This is a mapping of infinity levels to verses using set theory. It seems there is a logical mapping to realms with increasing infinity cardinalities, accounting for everything.

This is a "count" of the number of quantum particles in the reality (or non-reality) of each verse, ending with an absurdity of 0=1 and an absolute beyond an infinity of nothing.

Infinity level using Set Theory | Set cardinality | Map to Verse |
---|---|---|

Set of naturals (allowing unidirectional time travel). This is countable infinity. A worthy note here is that a universe contains a subset of the set of naturals, which is still infinite. Multiplying all the elements in the set is related to expansion of a universe. | Aleph null and Beth null | multiverse |

Set of integers (allowing multidirectional time travel) and rational numbers. This is still countable infinity. | Aleph 0 | megaverse |

Set of real numbers (includes all rationals and irrationals). This is the start of uncountable infinity, and includes power sets and so on. Aleph 1 is a higher order of infinity than aleph 0 because there is an infinity of rational and irrational numbers between every integer pair. There is also an infinity of rational and irrational fractions between every close rational fraction. This goes on, and leads to higher aleph numbers. | Aleph 1 | omniverse |

Set of hyperreal numbers | Aleph 1 | hyperverse (end of reality) |

Set of surreal numbers | Aleph 1 | surreality |

Set of complex numbers and all subsets such as imaginary and transcendental | Beth 1, 2, ... | outerverse (outside reality) |

Inaccessible and indescribable cardinals up to the singularity of 0=1 | Beth omega | adverse (end of logic) |

An infinity of nothing | Empty set | The Outside |

Absolute infinity | Ω (omega)
The set of all sets is Ω (which may exist as a class) |
Beyond |

#### See also[]

Infinity and the Mind and and intuitive explanation of that.

In there it is mentioned: *"First, imagine a book with pages. Then imagine an encyclopedia of books like this, with volumes. Then imagine a bookcase containing encyclopedias like this. Then imagine a room containing bookcases like this. Then imagine a floor [of a] library with rooms like this. Then imagine a library with floors like this. Then imagine a city with libraries like this. And so on, ad infinitum."*
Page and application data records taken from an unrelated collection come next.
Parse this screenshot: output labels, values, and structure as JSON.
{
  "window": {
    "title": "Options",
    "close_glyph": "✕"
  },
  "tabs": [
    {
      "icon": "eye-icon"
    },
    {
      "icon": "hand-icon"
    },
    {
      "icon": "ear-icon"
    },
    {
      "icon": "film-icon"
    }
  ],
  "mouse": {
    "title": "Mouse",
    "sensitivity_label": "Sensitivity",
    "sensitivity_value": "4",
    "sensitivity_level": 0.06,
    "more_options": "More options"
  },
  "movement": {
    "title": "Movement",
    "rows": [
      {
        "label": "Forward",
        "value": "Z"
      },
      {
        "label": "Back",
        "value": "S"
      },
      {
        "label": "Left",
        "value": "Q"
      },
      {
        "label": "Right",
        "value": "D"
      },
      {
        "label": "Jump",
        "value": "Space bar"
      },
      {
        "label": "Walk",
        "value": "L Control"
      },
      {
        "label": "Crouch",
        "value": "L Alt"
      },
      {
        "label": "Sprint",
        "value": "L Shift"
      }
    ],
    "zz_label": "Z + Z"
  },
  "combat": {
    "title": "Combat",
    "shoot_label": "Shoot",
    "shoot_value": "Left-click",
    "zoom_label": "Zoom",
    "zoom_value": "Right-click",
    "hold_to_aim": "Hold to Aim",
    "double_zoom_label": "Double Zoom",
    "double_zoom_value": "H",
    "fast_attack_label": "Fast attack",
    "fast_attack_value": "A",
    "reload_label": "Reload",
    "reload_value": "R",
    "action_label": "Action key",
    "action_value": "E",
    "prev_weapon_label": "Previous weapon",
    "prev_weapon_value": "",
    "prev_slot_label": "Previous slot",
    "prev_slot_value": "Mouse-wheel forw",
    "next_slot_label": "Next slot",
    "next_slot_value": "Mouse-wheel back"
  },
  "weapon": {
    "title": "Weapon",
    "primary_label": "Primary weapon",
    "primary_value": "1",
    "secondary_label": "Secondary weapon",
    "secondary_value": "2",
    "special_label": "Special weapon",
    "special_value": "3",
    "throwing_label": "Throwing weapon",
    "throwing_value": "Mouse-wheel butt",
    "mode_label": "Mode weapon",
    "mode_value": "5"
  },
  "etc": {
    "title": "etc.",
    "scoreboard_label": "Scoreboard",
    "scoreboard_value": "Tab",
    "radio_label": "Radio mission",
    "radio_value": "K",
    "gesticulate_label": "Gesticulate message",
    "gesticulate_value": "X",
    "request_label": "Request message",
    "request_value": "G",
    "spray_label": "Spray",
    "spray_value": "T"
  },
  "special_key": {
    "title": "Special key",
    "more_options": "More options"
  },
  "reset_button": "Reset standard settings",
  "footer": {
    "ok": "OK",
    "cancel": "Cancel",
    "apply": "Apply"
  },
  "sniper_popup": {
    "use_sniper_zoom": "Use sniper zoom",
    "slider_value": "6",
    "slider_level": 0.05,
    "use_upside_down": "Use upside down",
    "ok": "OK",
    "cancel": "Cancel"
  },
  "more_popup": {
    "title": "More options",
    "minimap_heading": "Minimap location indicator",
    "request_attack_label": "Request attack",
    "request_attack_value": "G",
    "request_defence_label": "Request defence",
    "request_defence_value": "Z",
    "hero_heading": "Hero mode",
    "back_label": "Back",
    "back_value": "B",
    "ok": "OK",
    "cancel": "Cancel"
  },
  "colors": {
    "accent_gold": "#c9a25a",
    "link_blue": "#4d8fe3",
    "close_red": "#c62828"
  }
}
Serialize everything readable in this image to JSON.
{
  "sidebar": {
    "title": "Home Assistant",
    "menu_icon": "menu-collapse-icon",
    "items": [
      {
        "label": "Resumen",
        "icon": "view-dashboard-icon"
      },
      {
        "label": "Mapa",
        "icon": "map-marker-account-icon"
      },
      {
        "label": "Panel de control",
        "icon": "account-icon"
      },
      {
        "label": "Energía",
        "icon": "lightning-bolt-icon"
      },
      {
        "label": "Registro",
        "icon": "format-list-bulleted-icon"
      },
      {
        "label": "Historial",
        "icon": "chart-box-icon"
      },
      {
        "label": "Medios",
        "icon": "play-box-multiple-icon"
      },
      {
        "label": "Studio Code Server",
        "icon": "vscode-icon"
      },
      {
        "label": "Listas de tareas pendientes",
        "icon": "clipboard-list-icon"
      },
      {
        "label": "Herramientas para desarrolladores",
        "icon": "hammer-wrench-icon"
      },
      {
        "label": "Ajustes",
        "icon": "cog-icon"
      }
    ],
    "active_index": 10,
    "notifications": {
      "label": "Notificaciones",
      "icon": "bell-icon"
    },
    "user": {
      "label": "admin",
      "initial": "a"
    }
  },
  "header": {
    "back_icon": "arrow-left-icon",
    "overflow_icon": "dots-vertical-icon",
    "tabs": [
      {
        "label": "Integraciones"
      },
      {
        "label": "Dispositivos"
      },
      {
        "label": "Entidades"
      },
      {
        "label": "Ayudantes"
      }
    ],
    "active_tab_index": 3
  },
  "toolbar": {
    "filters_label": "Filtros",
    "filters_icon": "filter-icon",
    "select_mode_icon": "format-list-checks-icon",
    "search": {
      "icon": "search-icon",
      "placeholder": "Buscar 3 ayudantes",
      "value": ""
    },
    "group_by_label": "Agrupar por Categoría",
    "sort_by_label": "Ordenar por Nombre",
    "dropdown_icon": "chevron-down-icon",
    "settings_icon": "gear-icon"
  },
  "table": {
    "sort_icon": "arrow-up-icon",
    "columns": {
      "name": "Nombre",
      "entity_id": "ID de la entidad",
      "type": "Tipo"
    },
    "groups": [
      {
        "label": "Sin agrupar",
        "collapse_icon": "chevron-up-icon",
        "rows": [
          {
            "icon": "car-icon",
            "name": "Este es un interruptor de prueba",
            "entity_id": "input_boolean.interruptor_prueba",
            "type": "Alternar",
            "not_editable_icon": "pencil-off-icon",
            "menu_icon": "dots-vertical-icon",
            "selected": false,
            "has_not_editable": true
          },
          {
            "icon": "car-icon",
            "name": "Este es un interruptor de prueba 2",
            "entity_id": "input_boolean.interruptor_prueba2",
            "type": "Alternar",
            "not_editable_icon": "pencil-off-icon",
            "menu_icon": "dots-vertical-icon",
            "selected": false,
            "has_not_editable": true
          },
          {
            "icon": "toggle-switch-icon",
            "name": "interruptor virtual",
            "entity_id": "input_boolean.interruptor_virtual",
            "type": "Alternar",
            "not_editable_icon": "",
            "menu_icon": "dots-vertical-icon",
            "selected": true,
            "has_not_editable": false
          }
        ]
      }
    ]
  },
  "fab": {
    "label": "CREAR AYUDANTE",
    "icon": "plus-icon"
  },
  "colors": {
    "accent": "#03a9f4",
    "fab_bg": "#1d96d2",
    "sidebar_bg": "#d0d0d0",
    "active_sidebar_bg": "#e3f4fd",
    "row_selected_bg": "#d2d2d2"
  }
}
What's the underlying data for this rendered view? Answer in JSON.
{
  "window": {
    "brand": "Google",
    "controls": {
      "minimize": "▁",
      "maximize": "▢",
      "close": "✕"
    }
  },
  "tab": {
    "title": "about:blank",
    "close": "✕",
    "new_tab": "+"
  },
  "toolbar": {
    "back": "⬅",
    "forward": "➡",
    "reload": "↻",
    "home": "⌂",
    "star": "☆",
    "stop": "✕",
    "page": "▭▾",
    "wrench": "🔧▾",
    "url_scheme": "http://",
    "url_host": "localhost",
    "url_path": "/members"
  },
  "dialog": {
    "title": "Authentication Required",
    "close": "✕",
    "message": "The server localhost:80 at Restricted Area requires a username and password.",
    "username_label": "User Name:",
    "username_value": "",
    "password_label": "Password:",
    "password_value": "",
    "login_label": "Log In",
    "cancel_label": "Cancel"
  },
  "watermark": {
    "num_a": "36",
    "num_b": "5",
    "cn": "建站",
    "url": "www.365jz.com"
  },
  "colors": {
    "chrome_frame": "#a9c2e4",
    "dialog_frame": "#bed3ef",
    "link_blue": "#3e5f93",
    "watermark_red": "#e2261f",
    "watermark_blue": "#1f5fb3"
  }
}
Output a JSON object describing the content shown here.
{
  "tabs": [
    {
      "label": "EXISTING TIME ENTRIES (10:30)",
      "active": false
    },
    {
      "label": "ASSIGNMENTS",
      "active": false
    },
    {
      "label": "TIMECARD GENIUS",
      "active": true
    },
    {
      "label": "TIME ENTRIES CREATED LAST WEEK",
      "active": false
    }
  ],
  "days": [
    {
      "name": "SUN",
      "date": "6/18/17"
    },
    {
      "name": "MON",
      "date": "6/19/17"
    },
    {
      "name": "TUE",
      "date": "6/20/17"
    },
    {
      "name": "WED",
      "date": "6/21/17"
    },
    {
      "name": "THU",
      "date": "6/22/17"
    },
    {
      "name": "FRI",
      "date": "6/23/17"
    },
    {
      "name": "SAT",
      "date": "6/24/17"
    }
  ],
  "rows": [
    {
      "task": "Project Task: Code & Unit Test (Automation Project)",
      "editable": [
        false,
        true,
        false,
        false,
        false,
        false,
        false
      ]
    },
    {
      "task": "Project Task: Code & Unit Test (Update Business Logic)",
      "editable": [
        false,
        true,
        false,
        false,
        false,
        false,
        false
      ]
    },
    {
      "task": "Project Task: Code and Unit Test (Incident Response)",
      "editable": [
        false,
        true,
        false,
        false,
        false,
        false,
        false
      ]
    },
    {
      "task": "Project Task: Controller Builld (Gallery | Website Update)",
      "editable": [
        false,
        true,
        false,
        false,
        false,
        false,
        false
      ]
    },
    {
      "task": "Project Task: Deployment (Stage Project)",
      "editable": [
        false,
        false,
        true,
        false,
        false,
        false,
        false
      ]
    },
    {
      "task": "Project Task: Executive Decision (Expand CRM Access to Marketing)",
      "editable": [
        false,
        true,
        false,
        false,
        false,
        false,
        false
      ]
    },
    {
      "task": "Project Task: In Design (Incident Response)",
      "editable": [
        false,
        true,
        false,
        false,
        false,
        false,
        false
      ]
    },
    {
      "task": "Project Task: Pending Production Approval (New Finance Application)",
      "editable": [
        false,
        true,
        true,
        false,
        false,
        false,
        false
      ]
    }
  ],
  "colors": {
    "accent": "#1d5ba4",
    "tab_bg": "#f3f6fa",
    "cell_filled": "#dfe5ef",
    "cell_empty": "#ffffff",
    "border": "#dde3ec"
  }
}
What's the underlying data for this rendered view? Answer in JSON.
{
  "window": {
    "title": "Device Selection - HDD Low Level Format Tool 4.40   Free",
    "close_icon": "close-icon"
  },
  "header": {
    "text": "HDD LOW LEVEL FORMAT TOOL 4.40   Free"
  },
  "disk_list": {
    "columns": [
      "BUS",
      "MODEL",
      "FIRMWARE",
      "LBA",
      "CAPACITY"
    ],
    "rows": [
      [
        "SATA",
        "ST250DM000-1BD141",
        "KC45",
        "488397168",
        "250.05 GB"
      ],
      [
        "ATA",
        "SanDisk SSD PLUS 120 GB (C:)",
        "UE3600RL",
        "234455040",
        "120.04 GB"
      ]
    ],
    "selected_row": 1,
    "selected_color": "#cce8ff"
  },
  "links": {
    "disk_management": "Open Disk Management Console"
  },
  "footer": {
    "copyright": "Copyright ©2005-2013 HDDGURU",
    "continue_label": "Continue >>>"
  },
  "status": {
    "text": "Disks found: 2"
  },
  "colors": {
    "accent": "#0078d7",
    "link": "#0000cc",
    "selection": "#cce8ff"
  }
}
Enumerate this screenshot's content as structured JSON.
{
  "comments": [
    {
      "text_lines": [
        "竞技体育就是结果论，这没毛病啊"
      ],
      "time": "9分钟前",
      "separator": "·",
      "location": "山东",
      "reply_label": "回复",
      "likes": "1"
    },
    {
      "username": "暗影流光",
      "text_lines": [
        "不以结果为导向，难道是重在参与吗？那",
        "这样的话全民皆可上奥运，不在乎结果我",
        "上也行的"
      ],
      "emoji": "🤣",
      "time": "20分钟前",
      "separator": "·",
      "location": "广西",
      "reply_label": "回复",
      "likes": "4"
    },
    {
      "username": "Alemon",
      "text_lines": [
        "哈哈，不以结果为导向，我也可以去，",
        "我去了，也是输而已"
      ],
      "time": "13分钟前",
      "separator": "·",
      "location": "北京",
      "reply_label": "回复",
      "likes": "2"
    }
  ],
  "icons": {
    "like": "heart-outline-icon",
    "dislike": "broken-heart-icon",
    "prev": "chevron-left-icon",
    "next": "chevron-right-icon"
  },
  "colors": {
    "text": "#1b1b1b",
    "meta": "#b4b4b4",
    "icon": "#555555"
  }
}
In the same way, each verse is contained in yet another larger verse, ad infinitum, until it has to stop at the absolute.